Enormous container ships like this one are the vehicles that move almost every material good around around the world, without which we’d be stuck with having only what our local economies produce, and we dread to think what that would mean for TLCB Towers.
This spectacular Lego container ship by Flickr’s Jussi Koskinen was built as a commissioned piece for an advertisement and it includes over seven hundred 2×4 stud containers, stored both above deck and inside the incredible curved hull. The model totals a huge 112 studs in length and there’s more to see of Jussi’s vessel courtesy of his Flickr photostream. Click the link above to open the box.
One of the Seven Wonders of the Modern World, the Panama Canal opened just over 100 years ago, taking over 30 years to complete and costing an estimated 28,000 people their lives. Started by the French in the 1880s, the project was completed by America in 1914, whereupon it completely transformed the worldwide shipping industry. No longer did vessels have to navigate the lengthy and dangerous Cape Horn – the tip of South America – instead able to cut straight through the centre of the Americas.
To date almost 1 million ships have passed through the canal, each taking around seven hours to traverse the 77km mix of channels and artificial lakes, and the three huge sets of locks.
It’s these locks that are the defining characteristic of the canal, allowing the water and the ships that float upon it to rise and fall with the land in order to cross from one side of the continent to the other.
So important is the Panama Canal and the locks that allow it to function that their width and length has become the determining factor for shipbuilding, with ships built specifically to the largest size that is able to fit through them, known as ‘Panamax’.
Today though, we have a set of locks that are rather smaller.
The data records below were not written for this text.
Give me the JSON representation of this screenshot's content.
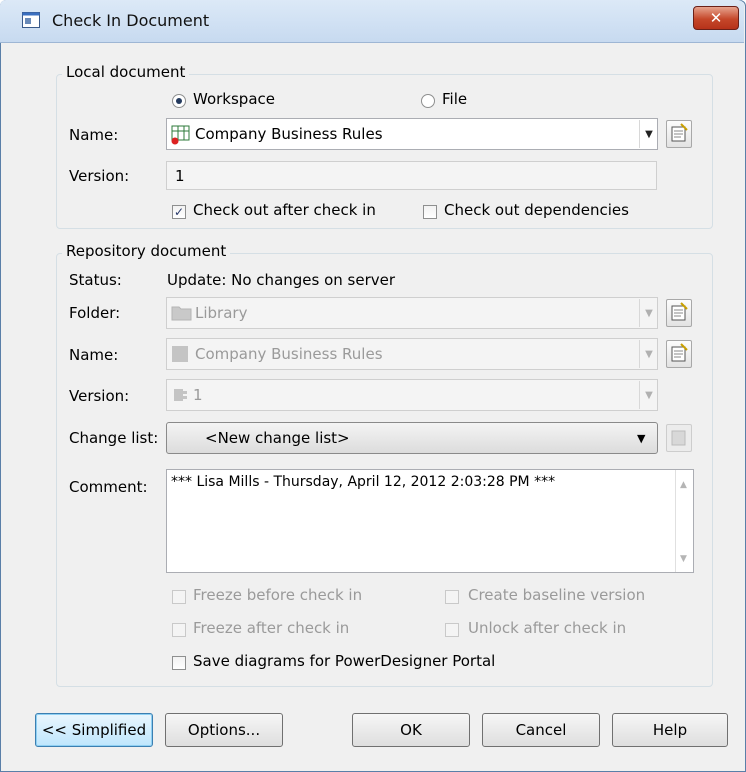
{
  "window": {
    "title": "Check In Document",
    "close_label": "✕"
  },
  "local": {
    "group_label": "Local document",
    "radio_workspace": "Workspace",
    "radio_file": "File",
    "selected": "Workspace",
    "name_label": "Name:",
    "name_value": "Company Business Rules",
    "version_label": "Version:",
    "version_value": "1",
    "checkout_after_label": "Check out after check in",
    "checkout_after_checked": true,
    "checkout_deps_label": "Check out dependencies",
    "checkout_deps_checked": false
  },
  "repo": {
    "group_label": "Repository document",
    "status_label": "Status:",
    "status_value": "Update: No changes on server",
    "folder_label": "Folder:",
    "folder_value": "Library",
    "name_label": "Name:",
    "name_value": "Company Business Rules",
    "version_label": "Version:",
    "version_value": "1",
    "changelist_label": "Change list:",
    "changelist_value": "<New change list>",
    "comment_label": "Comment:",
    "comment_value": "*** Lisa Mills - Thursday, April 12, 2012 2:03:28 PM ***",
    "freeze_before_label": "Freeze before check in",
    "create_baseline_label": "Create baseline version",
    "freeze_after_label": "Freeze after check in",
    "unlock_after_label": "Unlock after check in",
    "save_diagrams_label": "Save diagrams for PowerDesigner Portal",
    "save_diagrams_checked": false
  },
  "buttons": {
    "simplified": "<< Simplified",
    "options": "Options...",
    "ok": "OK",
    "cancel": "Cancel",
    "help": "Help"
  }
}
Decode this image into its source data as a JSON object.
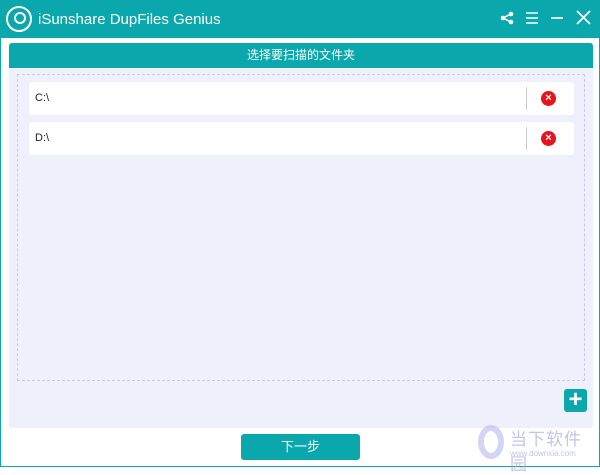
{
  "window": {
    "title": "iSunshare DupFiles Genius"
  },
  "panel": {
    "header": "选择要扫描的文件夹",
    "folders": [
      {
        "path": "C:\\"
      },
      {
        "path": "D:\\"
      }
    ]
  },
  "buttons": {
    "add": "+",
    "next": "下一步",
    "delete": "×"
  },
  "watermark": {
    "name": "当下软件园",
    "url": "www.downxia.com"
  },
  "colors": {
    "accent": "#0aa8ac",
    "panel": "#eef0fc",
    "delete": "#e8131d"
  }
}
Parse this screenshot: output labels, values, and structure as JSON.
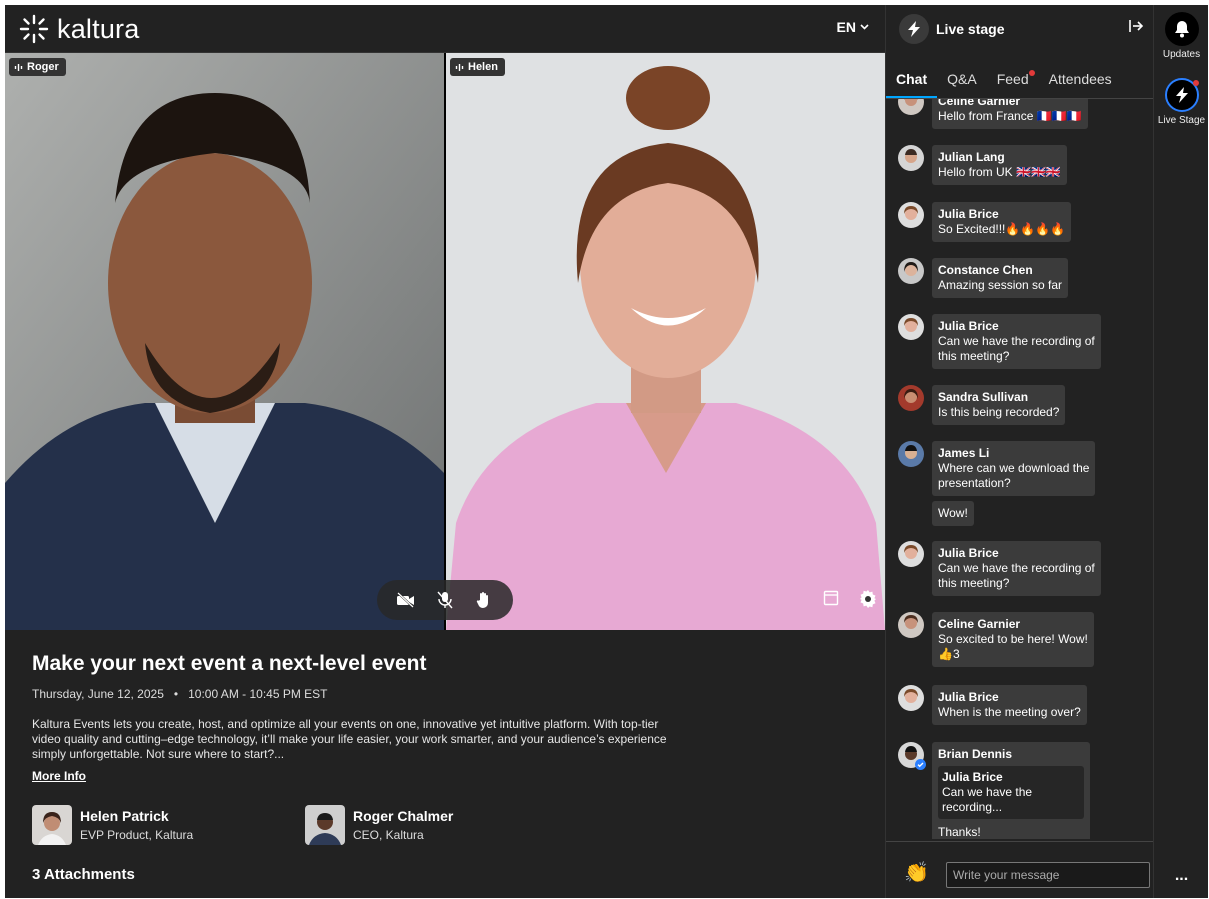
{
  "header": {
    "brand": "kaltura",
    "language": "EN"
  },
  "video": {
    "tiles": [
      {
        "name": "Roger"
      },
      {
        "name": "Helen"
      }
    ]
  },
  "event": {
    "title": "Make your next event a next-level event",
    "date": "Thursday, June 12, 2025",
    "time": "10:00 AM - 10:45 PM EST",
    "description": "Kaltura Events lets you create, host, and optimize all your events on one, innovative yet intuitive platform. With top-tier video quality and cutting–edge technology, it’ll make your life easier, your work smarter, and your audience’s experience simply unforgettable. Not sure where to start?...",
    "more_info": "More Info",
    "speakers": [
      {
        "name": "Helen Patrick",
        "role": "EVP Product, Kaltura"
      },
      {
        "name": "Roger Chalmer",
        "role": "CEO, Kaltura"
      }
    ],
    "attachments": "3 Attachments"
  },
  "panel": {
    "title": "Live stage",
    "tabs": [
      "Chat",
      "Q&A",
      "Feed",
      "Attendees"
    ],
    "active_tab": "Chat",
    "composer_placeholder": "Write your message",
    "messages": [
      {
        "author": "Celine Garnier",
        "lines": [
          "Hello from France 🇫🇷🇫🇷🇫🇷"
        ]
      },
      {
        "author": "Julian Lang",
        "lines": [
          "Hello from UK 🇬🇧🇬🇧🇬🇧"
        ]
      },
      {
        "author": "Julia Brice",
        "lines": [
          "So Excited!!!🔥🔥🔥🔥"
        ]
      },
      {
        "author": "Constance Chen",
        "lines": [
          "Amazing session so far"
        ]
      },
      {
        "author": "Julia Brice",
        "lines": [
          "Can we have the recording of",
          "this meeting?"
        ]
      },
      {
        "author": "Sandra Sullivan",
        "lines": [
          "Is this being recorded?"
        ]
      },
      {
        "author": "James Li",
        "lines": [
          "Where can we download the",
          "presentation?"
        ]
      },
      {
        "author": "",
        "lines": [
          "Wow!"
        ]
      },
      {
        "author": "Julia Brice",
        "lines": [
          "Can we have the recording of",
          "this meeting?"
        ]
      },
      {
        "author": "Celine Garnier",
        "lines": [
          "So excited to be here! Wow!"
        ],
        "reaction": "3"
      },
      {
        "author": "Julia Brice",
        "lines": [
          "When is the meeting over?"
        ]
      },
      {
        "author": "Brian Dennis",
        "quote_author": "Julia Brice",
        "quote_text": "Can we have the recording...",
        "lines": [
          "Thanks!"
        ]
      }
    ]
  },
  "rail": {
    "updates": "Updates",
    "live_stage": "Live Stage",
    "more": "..."
  },
  "colors": {
    "background": "#222222",
    "bubble": "#3b3b3b",
    "accent": "#00a6ff",
    "notification": "#e23a3a"
  }
}
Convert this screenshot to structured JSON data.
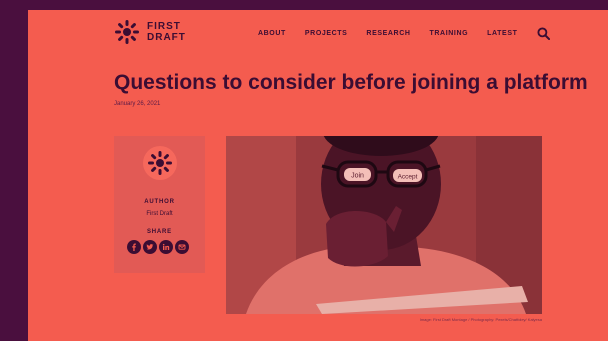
{
  "brand": {
    "name": "FIRST DRAFT",
    "line1": "FIRST",
    "line2": "DRAFT"
  },
  "nav": {
    "items": [
      "ABOUT",
      "PROJECTS",
      "RESEARCH",
      "TRAINING",
      "LATEST"
    ],
    "search_icon": "search-icon"
  },
  "article": {
    "title": "Questions to consider before joining a platform",
    "date": "January 26, 2021"
  },
  "author_card": {
    "author_label": "AUTHOR",
    "author_name": "First Draft",
    "share_label": "SHARE",
    "share_icons": [
      "facebook-icon",
      "twitter-icon",
      "linkedin-icon",
      "email-icon"
    ]
  },
  "hero": {
    "glasses_left_text": "Join",
    "glasses_right_text": "Accept",
    "caption": "Image: First Draft Montage / Photography: Pexels/Chatfoley/ Kalyesa"
  },
  "colors": {
    "background": "#4a0f3e",
    "page": "#f45c4f",
    "text_dark": "#3b0d33",
    "card": "#e25a55"
  }
}
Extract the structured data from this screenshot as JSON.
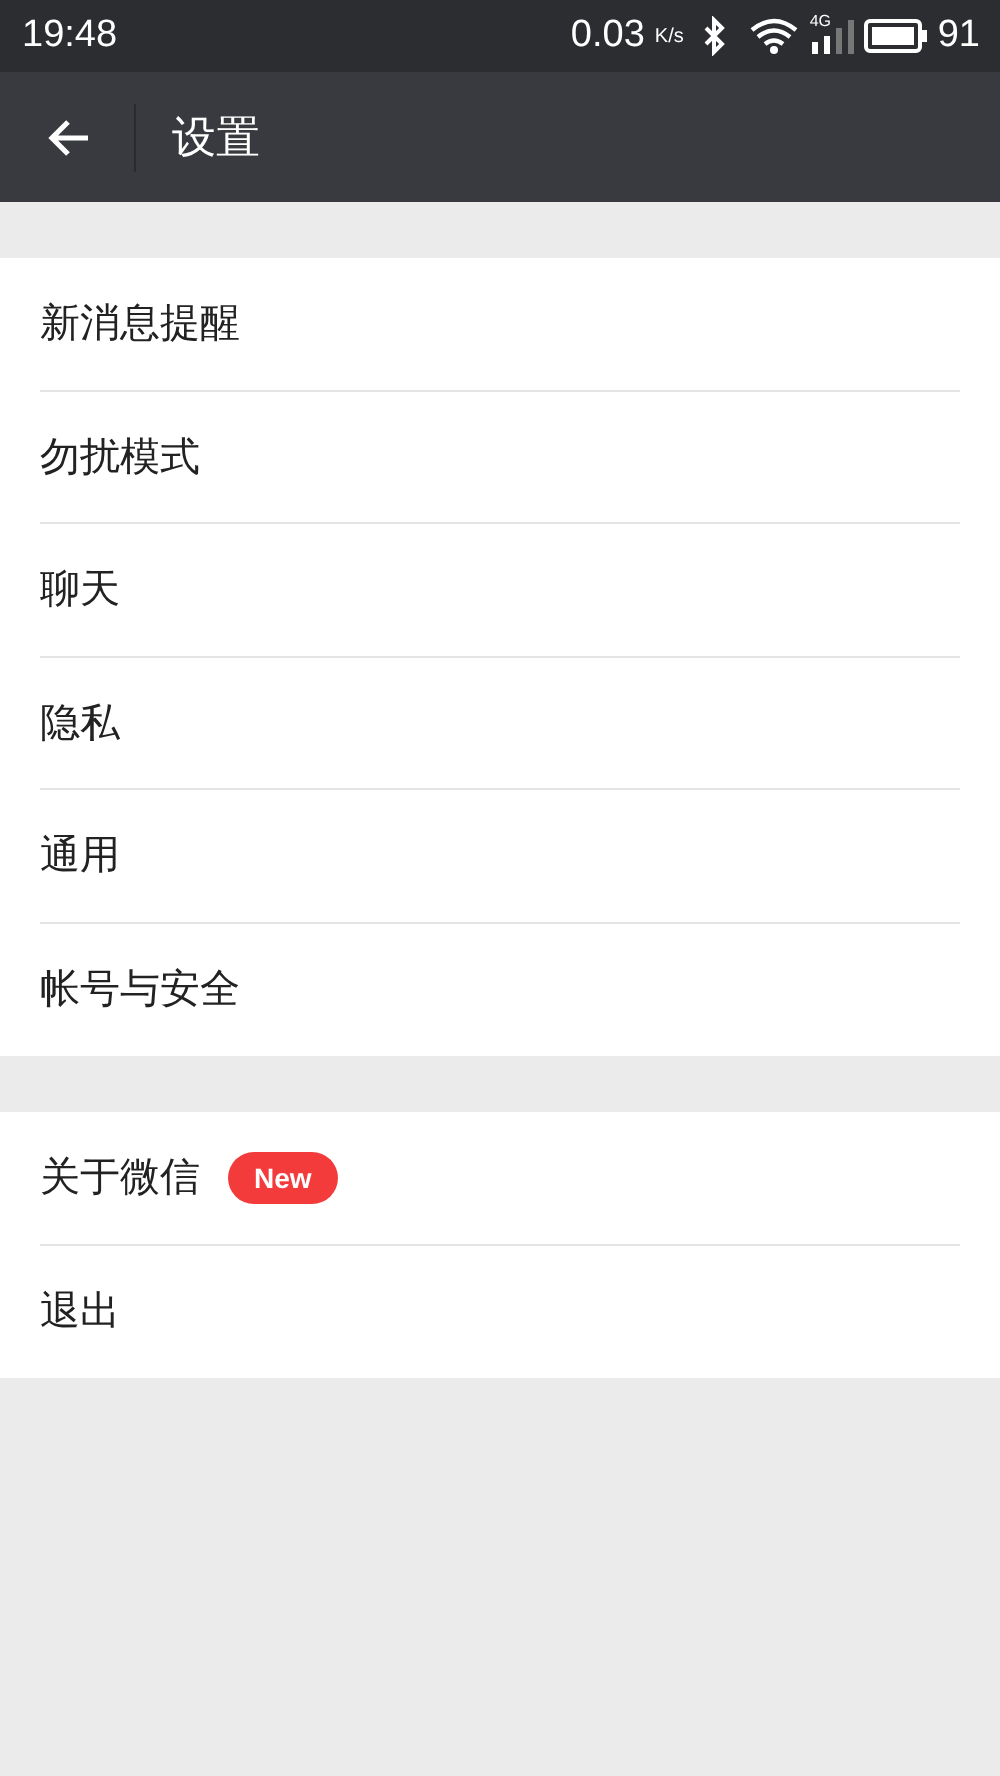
{
  "status_bar": {
    "time": "19:48",
    "speed": "0.03",
    "speed_unit": "K/s",
    "network": "4G",
    "battery": "91"
  },
  "header": {
    "title": "设置"
  },
  "groups": [
    {
      "items": [
        {
          "label": "新消息提醒"
        },
        {
          "label": "勿扰模式"
        },
        {
          "label": "聊天"
        },
        {
          "label": "隐私"
        },
        {
          "label": "通用"
        },
        {
          "label": "帐号与安全"
        }
      ]
    },
    {
      "items": [
        {
          "label": "关于微信",
          "badge": "New"
        },
        {
          "label": "退出"
        }
      ]
    }
  ]
}
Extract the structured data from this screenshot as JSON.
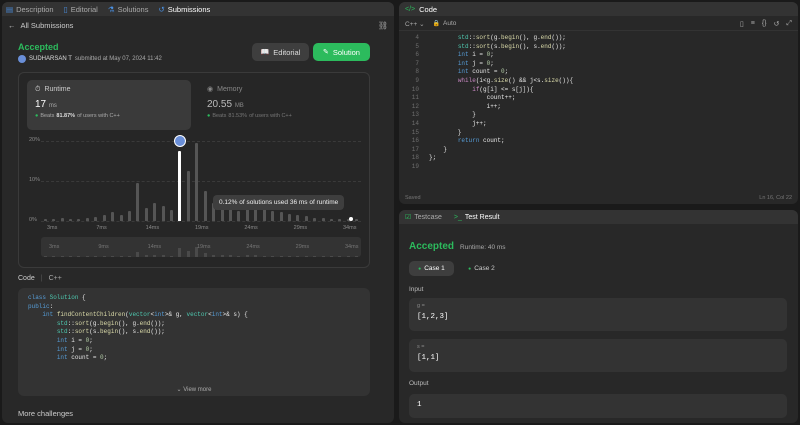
{
  "left_tabs": [
    {
      "label": "Description",
      "icon": "description-icon",
      "active": false
    },
    {
      "label": "Editorial",
      "icon": "book-icon",
      "active": false
    },
    {
      "label": "Solutions",
      "icon": "flask-icon",
      "active": false
    },
    {
      "label": "Submissions",
      "icon": "history-icon",
      "active": true
    }
  ],
  "back_link": "All Submissions",
  "status": {
    "label": "Accepted",
    "user": "SUDHARSAN T",
    "submitted_text": "submitted at May 07, 2024 11:42",
    "accent": "#2cbb5d"
  },
  "buttons": {
    "editorial": "Editorial",
    "solution": "Solution"
  },
  "runtime": {
    "label": "Runtime",
    "value": "17",
    "unit": "ms",
    "beats_prefix": "Beats",
    "beats_pct": "81.87%",
    "beats_suffix": "of users with C++"
  },
  "memory": {
    "label": "Memory",
    "value": "20.55",
    "unit": "MB",
    "beats_prefix": "Beats",
    "beats_pct": "81.53%",
    "beats_suffix": "of users with C++"
  },
  "chart_data": {
    "type": "bar",
    "y_ticks": [
      "20%",
      "10%",
      "0%"
    ],
    "x_ticks": [
      "3ms",
      "7ms",
      "14ms",
      "19ms",
      "24ms",
      "29ms",
      "34ms"
    ],
    "tooltip": "0.12% of solutions used 36 ms of runtime",
    "ylim": [
      0,
      20
    ],
    "values": [
      0.4,
      0.6,
      0.8,
      0.5,
      0.6,
      0.7,
      1.0,
      1.5,
      2.2,
      1.6,
      2.6,
      9.4,
      3.2,
      4.6,
      3.8,
      2.8,
      17.5,
      12.5,
      19.5,
      7.5,
      4.4,
      3.6,
      4.8,
      2.6,
      3.4,
      3.6,
      3.0,
      2.6,
      2.2,
      1.8,
      1.4,
      1.2,
      0.8,
      0.7,
      0.6,
      0.5,
      0.4,
      0.4
    ],
    "highlight_index": 16,
    "mini_ticks": [
      "3ms",
      "9ms",
      "14ms",
      "19ms",
      "24ms",
      "29ms",
      "34ms"
    ]
  },
  "code_section": {
    "label": "Code",
    "lang": "C++",
    "view_more": "View more"
  },
  "left_code": [
    "class Solution {",
    "public:",
    "    int findContentChildren(vector<int>& g, vector<int>& s) {",
    "        std::sort(g.begin(), g.end());",
    "        std::sort(s.begin(), s.end());",
    "        int i = 0;",
    "        int j = 0;",
    "        int count = 0;"
  ],
  "more_challenges": "More challenges",
  "editor": {
    "title": "Code",
    "lang": "C++",
    "mode": "Auto",
    "saved": "Saved",
    "cursor": "Ln 16, Col 22",
    "line_numbers": [
      "4",
      "5",
      "6",
      "7",
      "8",
      "9",
      "10",
      "11",
      "12",
      "13",
      "14",
      "15",
      "16",
      "17",
      "18",
      "19"
    ],
    "lines": [
      "        std::sort(g.begin(), g.end());",
      "        std::sort(s.begin(), s.end());",
      "        int i = 0;",
      "        int j = 0;",
      "        int count = 0;",
      "        while(i<g.size() && j<s.size()){",
      "            if(g[i] <= s[j]){",
      "                count++;",
      "                i++;",
      "            }",
      "            j++;",
      "        }",
      "        return count;",
      "    }",
      "};",
      ""
    ]
  },
  "result_panel": {
    "tab_testcase": "Testcase",
    "tab_result": "Test Result",
    "status": "Accepted",
    "runtime": "Runtime: 40 ms",
    "cases": [
      "Case 1",
      "Case 2"
    ],
    "input_label": "Input",
    "inputs": [
      {
        "name": "g =",
        "value": "[1,2,3]"
      },
      {
        "name": "s =",
        "value": "[1,1]"
      }
    ],
    "output_label": "Output",
    "output_value": "1"
  }
}
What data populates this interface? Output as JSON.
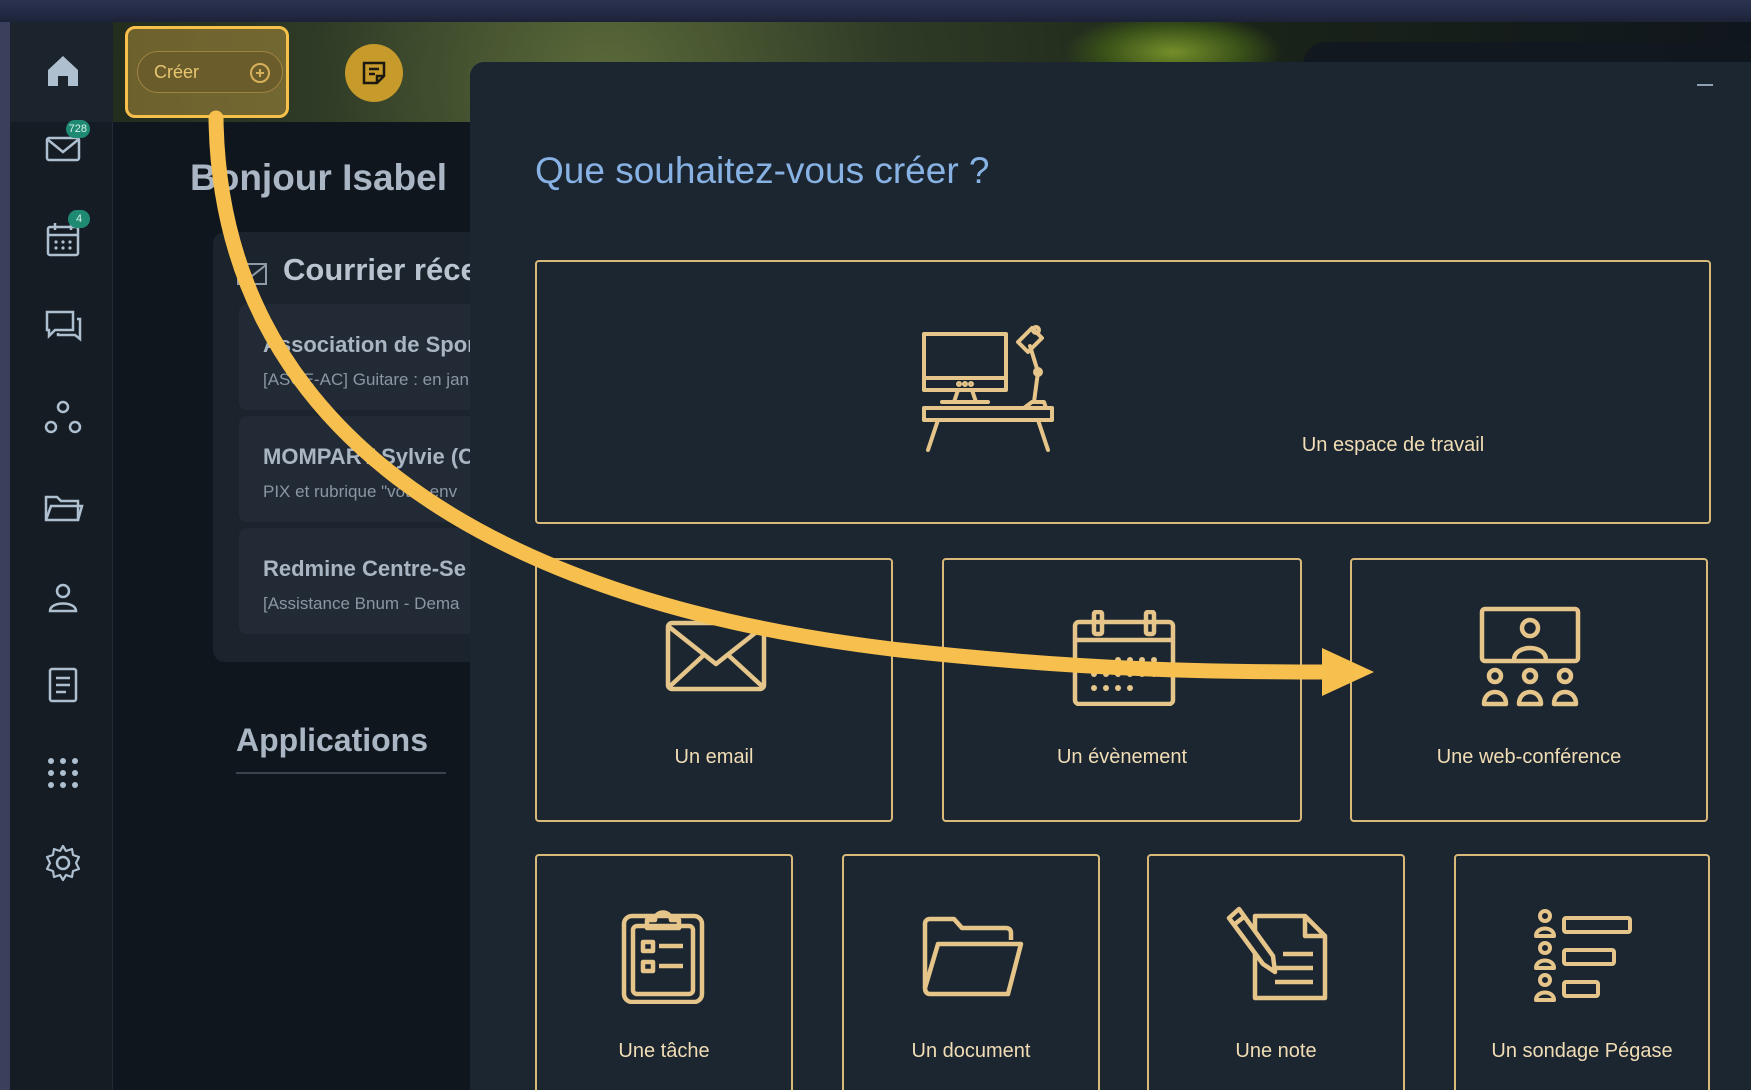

This wonderful new set comes from LEGO Education, and it recreates the third set of locks of the Panama Canal.
Constructed from over 1,180 pieces, the 2000451 El Canal de Panama set is built in five sections (plus a few micro-scale ships), allowing five children (or adults!) to contribute to the finished model simultaneously. Each section contains a set of gears and mechanically operated lock gates, allowing the ‘water’ to rise and fall as the gates are opened and closed. We’ve seen similar mechanisms in paper or card form, but not yet in LEGO, and it seems to work beautifully – making this set a great learning aid for the those wishing to understand both mechanics and hydrodynamics.
Originally destined just for sale in Panama, the LEGO Education 2000451 El Canal de Panama set is now available with worldwide shipping (we do hope this means that some sets will travel through the real world counterpart!), and can be bought via the Panama STEM website.
If you’d like to get your hands on this unique limited edition set click on the link below to visit Panama STEM, and you can watch the Lego locks in action on YouTube by clicking here.